Federal court asks Illinois Supreme Court for biometrics rulingPosted On: Dec. 21, 2021 2:39 PM CST
A federal appeals court said Monday that the Illinois Supreme Court should decide whether violations under the state’s biometric law occur each time an illegal biometric scan is performed, in a case that will determine businesses’ potential liability under the law.
The putative class action before the 7th U.S. Circuit Court of Appeals in Chicago, Latrina Cothron v. White Castle System Inc., was filed by a manager of an Illinois White Castle restaurant, who charged the chain with violating the 2008 Illinois Biometric Information Privacy Act .
BIPA requires businesses that store biometric information to inform the subject in writing that the data is being collected or stored and the purpose and duration for which it is being collected, and also that they obtain the subject’s written consent.
Ms. Cothron argued that every unauthorized fingerprint scan amounted to a separate violation of the statute, so that a new claim accrued with every scan. The U.S. District Court in Chicago ruled in Ms. Cothron’s favor in the case in August 2020.

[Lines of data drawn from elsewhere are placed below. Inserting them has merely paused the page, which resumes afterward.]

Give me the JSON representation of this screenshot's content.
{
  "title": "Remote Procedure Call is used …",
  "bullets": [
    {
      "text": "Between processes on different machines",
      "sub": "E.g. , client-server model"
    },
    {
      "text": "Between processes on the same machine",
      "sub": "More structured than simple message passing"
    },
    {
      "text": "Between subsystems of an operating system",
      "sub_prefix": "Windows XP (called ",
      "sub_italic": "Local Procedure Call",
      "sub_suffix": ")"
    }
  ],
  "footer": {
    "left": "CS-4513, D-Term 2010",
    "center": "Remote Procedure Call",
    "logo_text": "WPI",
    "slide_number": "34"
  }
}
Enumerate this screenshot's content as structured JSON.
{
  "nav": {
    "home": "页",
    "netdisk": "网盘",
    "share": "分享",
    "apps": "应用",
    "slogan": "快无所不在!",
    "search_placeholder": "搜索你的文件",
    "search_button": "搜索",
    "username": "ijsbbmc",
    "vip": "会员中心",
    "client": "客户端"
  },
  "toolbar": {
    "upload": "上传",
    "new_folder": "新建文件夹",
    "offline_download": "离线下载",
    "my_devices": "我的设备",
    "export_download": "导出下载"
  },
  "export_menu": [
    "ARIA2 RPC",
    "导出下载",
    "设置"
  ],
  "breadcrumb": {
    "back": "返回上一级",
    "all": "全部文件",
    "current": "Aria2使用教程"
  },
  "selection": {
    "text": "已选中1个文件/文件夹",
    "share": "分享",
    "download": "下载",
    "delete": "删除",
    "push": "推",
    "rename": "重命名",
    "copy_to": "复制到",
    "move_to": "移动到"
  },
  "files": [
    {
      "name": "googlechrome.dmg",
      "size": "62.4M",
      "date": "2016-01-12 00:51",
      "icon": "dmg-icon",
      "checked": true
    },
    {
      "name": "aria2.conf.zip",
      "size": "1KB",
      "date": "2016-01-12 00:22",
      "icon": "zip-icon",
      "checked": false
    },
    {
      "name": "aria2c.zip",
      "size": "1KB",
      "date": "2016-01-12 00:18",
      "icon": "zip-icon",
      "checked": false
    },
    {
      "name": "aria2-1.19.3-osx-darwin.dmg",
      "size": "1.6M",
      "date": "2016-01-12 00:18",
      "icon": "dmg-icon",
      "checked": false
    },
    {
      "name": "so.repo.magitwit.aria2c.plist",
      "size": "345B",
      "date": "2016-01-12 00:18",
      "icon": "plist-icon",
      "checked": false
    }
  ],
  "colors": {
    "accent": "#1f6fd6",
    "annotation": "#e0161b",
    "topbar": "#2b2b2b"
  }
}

White Castle argued that only the first scan mattered for accrual purposes, and because her initial scan occurred in 2008, or more than a decade before she had filed suit, it was therefore beyond the statute of limitations.
“The disagreement, framed differently, is whether the Act should be treated like a junk-fax statute for which a claim accrues for each unsolicited fax … or instead like certain privacy and reputational torts that occur only at the initial publication of defamatory material,” the appeals court said.
In Monday’s ruling the three-judge appeals court panel provided three reasons why the issue should be decided by the Illinois Supreme Court: There is uncertainty as to how state law applies; the legal question is “general and likely to recur” and the Act is a “unique Illinois statute regularly applied by the federal courts.”
Attorneys in the case did not respond to requests for comment.
A U.S. District Court in Peoria, Illinois, held in October that a policyholder is owed coverage under an employment practices liability policy for litigation filed under BIPA.